9Wikipedia, “Solar Irradiance,” 9 February 2017, https://en.wikipedia.org/wiki/Solarirradiance (05 Mar 2017)
10David R. Williams, “Uranus Fact Sheet,” NASA, 23 December 2016, http://nssdc.gsfc.nasa.gov/planetary/factsheet/uranusfact.html (05 Mar 2017)
11Marvin, “Solar Isolation,” 15 Jan 2012, http://nssdc.gsfc.nasa.gov/planetary/factsheet/Neptunefact.html(15 Feb 2017)
12Jonathon. I. Lunine, “The Atmospheres of Uranus and Neptune,” Annual Review of Astronomy and Astrophysics, 1993, http://adsabs.harvard.edu/full/1993ARA%26A..31..217L (10 Mar 2017)
13W. B. Hubbard, W. J. Nellis, A. C. Mitchell, N. C. Holmes, S. S. Limaye, and P. C. McCandless. “Interior Structure of Neptune: Comparison with Uranus.” Science 253 (5020), 648-651 (1991).
14M. Podolak, R. T. Reynolds, and R. Young. “Post Voyager Comparisons of the Interiors of Uranus and Neptune.” Geophysical Research Letters 17 (10), 1737-1740, (1990).
15Chris Deziel, “What is the Windspeed on Neptune?”, Sciencing, 2017, http://sciencing.com/what-wind-speed-neptune-4727681.html(10 Mar 2017)
16Joe Twicken, “Atmospheric Pressure,” 17 Nov 1999, https://www.google.com/url?q=http://nova.stanford.edu/projects/mod-x/id-pres.html&sa=D&ust=1489721834063000&usg=AFQjCNFGNJrdcVjLgY5eFCHrwXikx4jahw(22 Feb 2017)
17Matt Williams, “What is the Atmosphere like on Other Planets,” Universe Today, 5 July 2016, https://www.google.com/urlq=http://www.universetoday.com/35796/atmosphere-oftheplanets/&sa=D&ust=1489721834067000&usg=AFQjCNE6WCuQv6nv0IMkYr9fD5wOG7nZ7Q (10 Mar 2017)
18D. S. Tice, “Remote Sounding of the Atmospheres of Uranus and Neptune.” Lincoln College. Atmospheric, Oceanic and Planetary Physics, (2010)
19David J. Schneider, “The Electromagnetic Spectrum,” Remote Sensing of the Global Environment, Publication Date Unknown, https://www.google.com/url?q=http://www.geo.mtu.edu/rs/back/spectrum/&sa=D&ust=1489721834062000&usg=AFQjCNH1PzUKImEIKKsUphmEf47BZttpXw (23 Feb 2017)

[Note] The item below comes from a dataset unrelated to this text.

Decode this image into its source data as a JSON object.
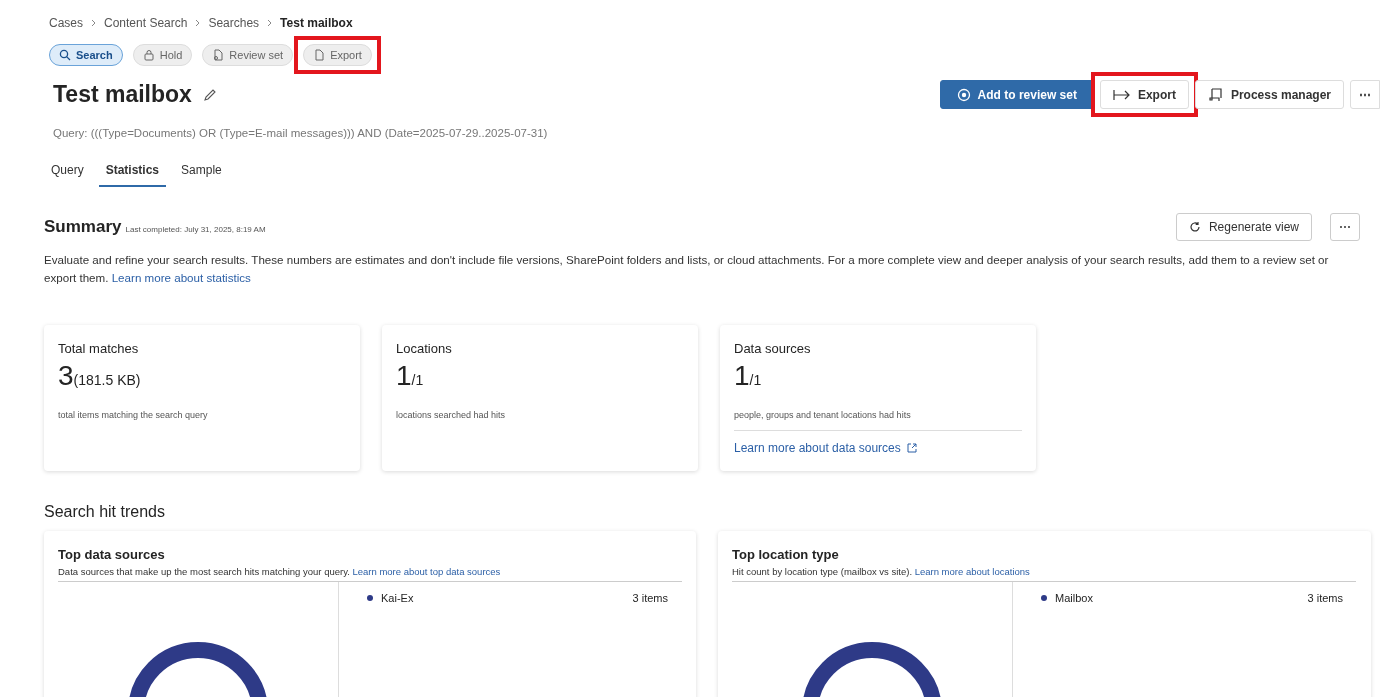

20John Straughton, “How do Scientists Determine the Composition and Atmosphere of Other Planets?”, Science ABC, Apr 2016, https://www.google.com/url?q=https://www.scienceabc.com/nature/universe/scientists-determine-atmosphere-planets.html&sa=D&ust=1489721834062000&usg=AFQjCNEXqevy1wBePinGpxdAoFxn3vh3Hw (22 Jan 2017)
21Matt Williams, “What is the Surface Temperature of Neptune?,” Universe Today, 27 May, 2016, http://www.universetoday.com/21669/temperature-of-neptune/ (06 Feb 2017)
22Sarah Lewin, “Neptune’s Strange Magnetic Field Stretches Arms in New Model (video),” Space.com, 8 July 2015, http://www.space.com/29875-neptune-strange-magnEtic-field-video.html (29 Jan 2017)
23Fraser Cain, “Core of Uranus,” Universe Today, 24 December 2015, http://www.universetoday.com/19234/core-of-uranus/ (15 Feb 2017)